HOW TO COMPLETE THIS TASK:
What's wanted here is the full listing below, repeated exactly, with no images in it.

□ □ □ □ □

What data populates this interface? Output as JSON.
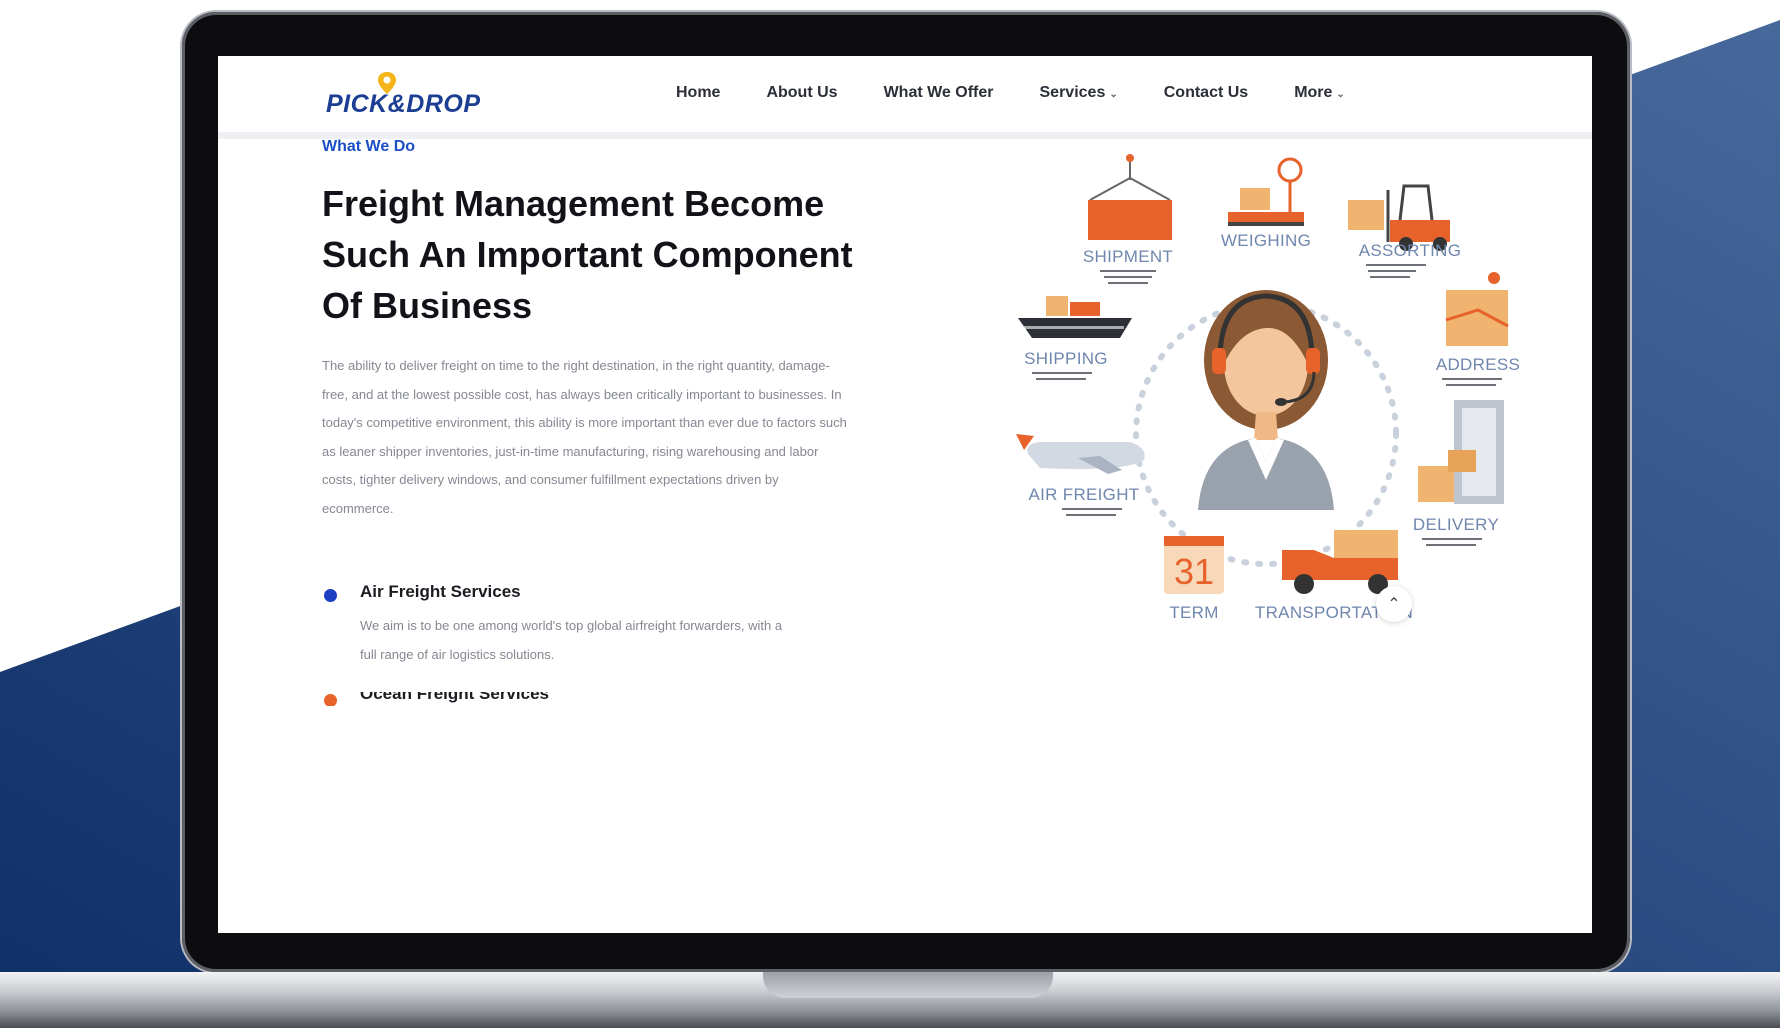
{
  "site": {
    "logo_text": "PICK&DROP",
    "accent_blue": "#1d4fc4",
    "accent_orange": "#e8622b"
  },
  "nav": {
    "items": [
      {
        "label": "Home",
        "has_caret": false
      },
      {
        "label": "About Us",
        "has_caret": false
      },
      {
        "label": "What We Offer",
        "has_caret": false
      },
      {
        "label": "Services",
        "has_caret": true
      },
      {
        "label": "Contact Us",
        "has_caret": false
      },
      {
        "label": "More",
        "has_caret": true
      }
    ]
  },
  "section": {
    "eyebrow": "What We Do",
    "heading": "Freight Management Become Such An Important Component Of Business",
    "description": "The ability to deliver freight on time to the right destination, in the right quantity, damage-free, and at the lowest possible cost, has always been critically important to businesses. In today's competitive environment, this ability is more important than ever due to factors such as leaner shipper inventories, just-in-time manufacturing, rising warehousing and labor costs, tighter delivery windows, and consumer fulfillment expectations driven by ecommerce."
  },
  "services": [
    {
      "title": "Air Freight Services",
      "text": "We aim is to be one among world's top global airfreight forwarders, with a full range of air logistics solutions.",
      "dot_color": "#1d3fc4"
    },
    {
      "title": "Ocean Freight Services",
      "text": "",
      "dot_color": "#e8622b"
    }
  ],
  "illustration": {
    "labels": {
      "shipment": "SHIPMENT",
      "weighing": "WEIGHING",
      "assorting": "ASSORTING",
      "shipping": "SHIPPING",
      "address": "ADDRESS",
      "air_freight": "AIR FREIGHT",
      "delivery": "DELIVERY",
      "term": "TERM",
      "transportation": "TRANSPORTATION",
      "calendar_day": "31"
    }
  },
  "icons": {
    "scroll_top": "chevron-up-icon",
    "caret": "chevron-down-icon"
  }
}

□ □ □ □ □

RESPONSE:
What data populates this interface? Output as JSON.
{
  "site": {
    "logo_text": "PICK&DROP",
    "accent_blue": "#1d4fc4",
    "accent_orange": "#e8622b"
  },
  "nav": {
    "items": [
      {
        "label": "Home",
        "has_caret": false
      },
      {
        "label": "About Us",
        "has_caret": false
      },
      {
        "label": "What We Offer",
        "has_caret": false
      },
      {
        "label": "Services",
        "has_caret": true
      },
      {
        "label": "Contact Us",
        "has_caret": false
      },
      {
        "label": "More",
        "has_caret": true
      }
    ]
  },
  "section": {
    "eyebrow": "What We Do",
    "heading": "Freight Management Become Such An Important Component Of Business",
    "description": "The ability to deliver freight on time to the right destination, in the right quantity, damage-free, and at the lowest possible cost, has always been critically important to businesses. In today's competitive environment, this ability is more important than ever due to factors such as leaner shipper inventories, just-in-time manufacturing, rising warehousing and labor costs, tighter delivery windows, and consumer fulfillment expectations driven by ecommerce."
  },
  "services": [
    {
      "title": "Air Freight Services",
      "text": "We aim is to be one among world's top global airfreight forwarders, with a full range of air logistics solutions.",
      "dot_color": "#1d3fc4"
    },
    {
      "title": "Ocean Freight Services",
      "text": "",
      "dot_color": "#e8622b"
    }
  ],
  "illustration": {
    "labels": {
      "shipment": "SHIPMENT",
      "weighing": "WEIGHING",
      "assorting": "ASSORTING",
      "shipping": "SHIPPING",
      "address": "ADDRESS",
      "air_freight": "AIR FREIGHT",
      "delivery": "DELIVERY",
      "term": "TERM",
      "transportation": "TRANSPORTATION",
      "calendar_day": "31"
    }
  },
  "icons": {
    "scroll_top": "chevron-up-icon",
    "caret": "chevron-down-icon"
  }
}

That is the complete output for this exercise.